The memorial cairn that sits on the edge of the battlefield. Queen's Own Rifles and the 13th Battalion of militia stand guard.

The 13th Battalion drill team and honour guard.
18lb cannon at Fort Erie. This is a new redoubt built outside the fort to simulate the American entrenchments during the siege of the fort. They've made some major changes to the site, including the visitor center and the redoubts.

Our guide for the afternoon, explaining the nuances of mortars.

And my favourite find of the day, Congreve rocket platforms. These are excellently recreated examples and apparently they fire them off occasionally (unfortunately, we didn't get to see that).

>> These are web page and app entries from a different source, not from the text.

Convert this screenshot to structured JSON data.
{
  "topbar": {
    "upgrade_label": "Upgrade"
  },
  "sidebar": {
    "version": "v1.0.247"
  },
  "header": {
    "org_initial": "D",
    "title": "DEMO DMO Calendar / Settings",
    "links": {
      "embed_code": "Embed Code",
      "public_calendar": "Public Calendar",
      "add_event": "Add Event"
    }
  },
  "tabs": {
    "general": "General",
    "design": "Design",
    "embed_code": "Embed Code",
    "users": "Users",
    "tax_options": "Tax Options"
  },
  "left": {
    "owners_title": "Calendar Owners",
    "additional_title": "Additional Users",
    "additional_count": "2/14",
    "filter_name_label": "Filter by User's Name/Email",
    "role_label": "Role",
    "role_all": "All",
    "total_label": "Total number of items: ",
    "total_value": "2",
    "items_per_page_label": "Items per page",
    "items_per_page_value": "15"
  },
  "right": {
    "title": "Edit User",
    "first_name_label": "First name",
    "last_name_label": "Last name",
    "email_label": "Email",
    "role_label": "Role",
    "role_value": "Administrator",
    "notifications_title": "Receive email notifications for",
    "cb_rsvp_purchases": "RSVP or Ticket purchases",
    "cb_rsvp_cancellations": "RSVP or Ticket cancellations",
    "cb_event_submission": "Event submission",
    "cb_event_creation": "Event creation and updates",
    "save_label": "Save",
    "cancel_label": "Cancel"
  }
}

Sunday, June 2, 2013

Early War Poles

With incoming release of Too Fat Lardies new Chain of Command ruleset this summer, my willpower to resist early Second World War was defeated in a titanic struggle.  With that, I started looking which period / campaign would be interesting to game and paint.  One of the few campaigns in the Second World War that has not been done to death is the 1939 Invasion of Poland (the other that I really spent a long time contemplating on was the Pacific).  One of the great questions became, which manufacturer actually does Early War Poles in 28mm and good sculpts to boot?

I fired off a message to Dave asking his opinion on the matter and it just so happened that he had an entire infantry platoon from Warlord Games laying around in a box.  With an unspoken condition that I paint them up to play with him, Dave gifted them to me.

Over the last two weeks I started working on the first section (of three) of this platoon.  Information regarding the TO&Es of Polish infantry platoons are somewhat murky at best.  I like building a full strength platoon and then reducing that strength depending on the scenario used, so I amalgamated the different TO&Es found on the Internet and Osprey's.

A Polish platoon is made up of three infantry sections, a mortar section and a headquarter section.  With the figures provided in the warlord games packs, it is possible to assemble all three infantry and the headquarter sections.  The mortar is another story as no manufacturer that I know makes the 47mm mortar used.

Anyway, I finished the first infantry section.  Polish sections are enormous, having between 18 and 19 men each, broken down into three squads, two rifle and one LMG.  The rifle squads are both seven men, including a lance-corporal in charge and a four-man LMG team.  The entire squad is commanded by a corporal.  The first sources I used to understand the make-up of a Polish platoon quoted that the infantry section was 18 men, so I painted up 18 of them.  I do have the extra models to add a model to each section and bring them up to 19 each.

With this project, I purposefully started using 25mm hex bases for the command figures of each section.  I decided against putting the squad leaders on hex bases, but I used identical models all of them.  The hex bases make it easier to spot command figures on the table.